Colby's having it tough. The guy's been forced to take a break from his job as a scuba diver because of an inner ear condition, and has to deal with his wife Annabelle's untimely death. Returning home, Colby starts hearing and seeing strange things in the darkness of his house. Is he going nuts, or is there something very real in the dark?
Things going bump in the dark are almost always fun. I say 'almost' because it's kind of hard to get to sleep when your upstairs neighbors are having the loudest sex ever, but that's beside the point. Mixing in some deep character introspective tends to be part of these types of films, and OF SILENCE is no different. OF SILENCE is the debut film for writer/director/producer/actor Jeremiah Sayys, and attempts to have both of those in his first film. The question is, does it work?
Sayys scores points with the film's look. It doesn't feel like an indie film. Rather it has that made-for-TV look about it. That might not seem like much of a compliment, but there's a definite polish to the film that sets it apart from productions using first-timer techniques and cameras that end up making the resulting film look cheap. And that's not what happens here.

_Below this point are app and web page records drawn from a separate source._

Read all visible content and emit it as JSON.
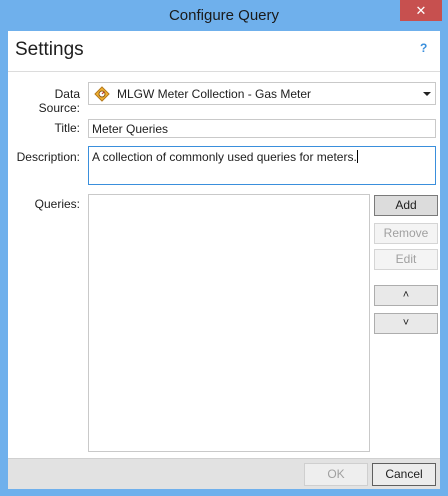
{
  "window": {
    "title": "Configure Query",
    "close_glyph": "✕"
  },
  "header": {
    "title": "Settings",
    "help_glyph": "?"
  },
  "form": {
    "data_source_label": "Data Source:",
    "data_source_value": "MLGW Meter Collection - Gas Meter",
    "data_source_icon": "gas-meter-icon",
    "title_label": "Title:",
    "title_value": "Meter Queries",
    "description_label": "Description:",
    "description_value": "A collection of commonly used queries for meters.",
    "queries_label": "Queries:"
  },
  "query_buttons": {
    "add": "Add",
    "remove": "Remove",
    "edit": "Edit",
    "up_glyph": "˄",
    "down_glyph": "˅"
  },
  "footer": {
    "ok": "OK",
    "cancel": "Cancel"
  },
  "colors": {
    "titlebar": "#6fb0ec",
    "close": "#c7504f",
    "accent": "#3a8fdc"
  }
}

Acting-wise, however, the film is so-so. It's an indie film, and so it's kind of expected that the acting quality would be on the level of an indie film. It doesn't help that for much of the film, we just have Sayys alone in the house in the dark (because lights are expensive or something), moving slowly as if he's been hit with a tranquilizer dart. I know that his character is supposed to be depressed, and that shows itself with how he interacts with people, but it's just made worse by the slow pacing. The fact that the film uses lots of long takes for the majority of its shots doesn't help, either.
Overall, the biggest problem with OF SILENCE is the editing. Picture spending the first half hour of a film watching your protagonist wander around his house (in the dark) in lethargic fashion, while at the same time sprinkling hints of what's supposed to be story progression. That's what happens with this film. And I say 'hints' because what advancements we do get really don't do much other than consist of Colby having flashbacks of memories of his wife Annabelle doing dishes or sitting on the couch. There are the moments where we catch glimpses of dark shapes outside or in the shadows along with weird noises, but those are so few and far between that it's completely useless to get any sort of tension going. Things do pick up once Colby's hallucinations increase, but even then it's still not enough to retain your attention.
OF SILENCE could've been a creepy little horror flick. The production looked polished with competent camera work with some mild tension-inducing moments. However, the insistence of long, drawn out shots with an almost-comatose protagonist does little to capture our interest. Compounded by the fact that the film needed some editing to quicken the pace, it won't be much of a surprise if you start to find yourself rummaging around on Facebook while the film plays.
Nothing but a screener disk.
I don't want to say OF SILENCE was a waste of time, but given that it took forever to get itself going with next to nothing in terms of progression of the story, it's hard to say. The production values are there, but in the end, the film is a case of someone doing too much for one project, and not focusing on their strong suit.